Again, “may” here is an idiomatic way of translating purpose in English. The purpose of belief is justification. Indeed, one can also see here the hina clause being used to indicate result.[ii] Paul, by using the subjunctive, is not intending to communicate any kind of uncertainty with regard to justification. Rather, by using the subjunctive in a hina clause, he is proclaiming that our faith in Christ has its purpose in our justification, and also has its end result in our justification.
Further support for this interpretation is found in numerous passages throughout the New Testament. John 10:28 assures us that those to whom Christ has given eternal life shall never perish.[iii] John 6:39 assures us that Christ will raise up on the last day everyone given to Him by the Father. The testimony of Scripture is clear that those who are drawn by the Father put their faith in Christ, and thus their justification is assured. The use of the hina clause in Galatians 2:16 does not detract from this great truth, but rather supports it beautifully by underscoring that justification is the purpose and final result of faith.
I hope this brief survey will encourage us to be diligent in our study of God’s Word, and to be wise stewards of the tools he has given us to understand His Word. May we also rejoice in the finished work of Christ that secures our justification.
[i] Indeed, in his book Greek Grammar Beyond the Basics, Dr. Daniel Wallace lists seven distinct uses of the particle hina with the subjunctive, including purpose, result, command, and substantive (see pages 471-477). Purpose and result are, however, the most frequent uses of the hina clause. See also Dana and Mantey’s A Manual Grammar of the Greek New Testament, pages 248-249, with regard to the particle hina: “Its most common occurrence is in purpose or final clauses, and it occurs regularly with the subjunctive mood, there being but few exceptions and those with the optative.” (p.248)
[ii] On page 473, Wallace discusses “Purpose-Result” hina clauses. “… the NT writers employ the language to reflect their theology: what God purposes is what happens and, consequently, hina is used to express both the divine purpose and the result.”
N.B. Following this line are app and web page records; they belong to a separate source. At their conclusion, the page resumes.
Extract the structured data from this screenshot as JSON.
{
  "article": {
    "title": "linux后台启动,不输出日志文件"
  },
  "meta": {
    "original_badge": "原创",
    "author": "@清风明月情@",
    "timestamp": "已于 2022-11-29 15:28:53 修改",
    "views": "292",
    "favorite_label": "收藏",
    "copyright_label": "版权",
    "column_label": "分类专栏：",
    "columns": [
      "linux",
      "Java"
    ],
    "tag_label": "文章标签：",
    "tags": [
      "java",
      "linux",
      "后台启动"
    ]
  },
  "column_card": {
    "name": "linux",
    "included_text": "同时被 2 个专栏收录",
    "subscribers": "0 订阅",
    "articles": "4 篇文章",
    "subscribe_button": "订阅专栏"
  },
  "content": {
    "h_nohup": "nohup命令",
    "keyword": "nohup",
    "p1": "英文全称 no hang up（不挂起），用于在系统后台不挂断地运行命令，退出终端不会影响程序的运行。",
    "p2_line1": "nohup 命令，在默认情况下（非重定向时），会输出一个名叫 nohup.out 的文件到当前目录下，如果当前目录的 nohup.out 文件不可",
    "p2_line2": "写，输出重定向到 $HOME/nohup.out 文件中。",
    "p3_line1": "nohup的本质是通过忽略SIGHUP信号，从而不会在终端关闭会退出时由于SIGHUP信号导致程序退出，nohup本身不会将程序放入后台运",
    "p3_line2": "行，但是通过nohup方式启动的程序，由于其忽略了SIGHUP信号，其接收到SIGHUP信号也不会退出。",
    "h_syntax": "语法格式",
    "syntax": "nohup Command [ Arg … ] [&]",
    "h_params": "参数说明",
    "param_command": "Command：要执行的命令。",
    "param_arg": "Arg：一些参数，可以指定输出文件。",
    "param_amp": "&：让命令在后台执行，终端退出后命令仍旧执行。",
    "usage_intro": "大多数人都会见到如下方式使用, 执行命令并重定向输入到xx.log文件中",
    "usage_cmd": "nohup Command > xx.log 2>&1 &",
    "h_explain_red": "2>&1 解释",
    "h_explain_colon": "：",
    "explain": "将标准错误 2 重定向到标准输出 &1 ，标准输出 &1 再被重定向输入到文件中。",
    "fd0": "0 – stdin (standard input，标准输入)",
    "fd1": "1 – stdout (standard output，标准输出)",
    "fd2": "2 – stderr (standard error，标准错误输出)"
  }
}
[iii] Interestingly, another construction using the subjunctive is employed here. This time it is the subjunctive with a double negative, which indicates that the action of the verb (here “be destroyed”) shall by no means ever happen.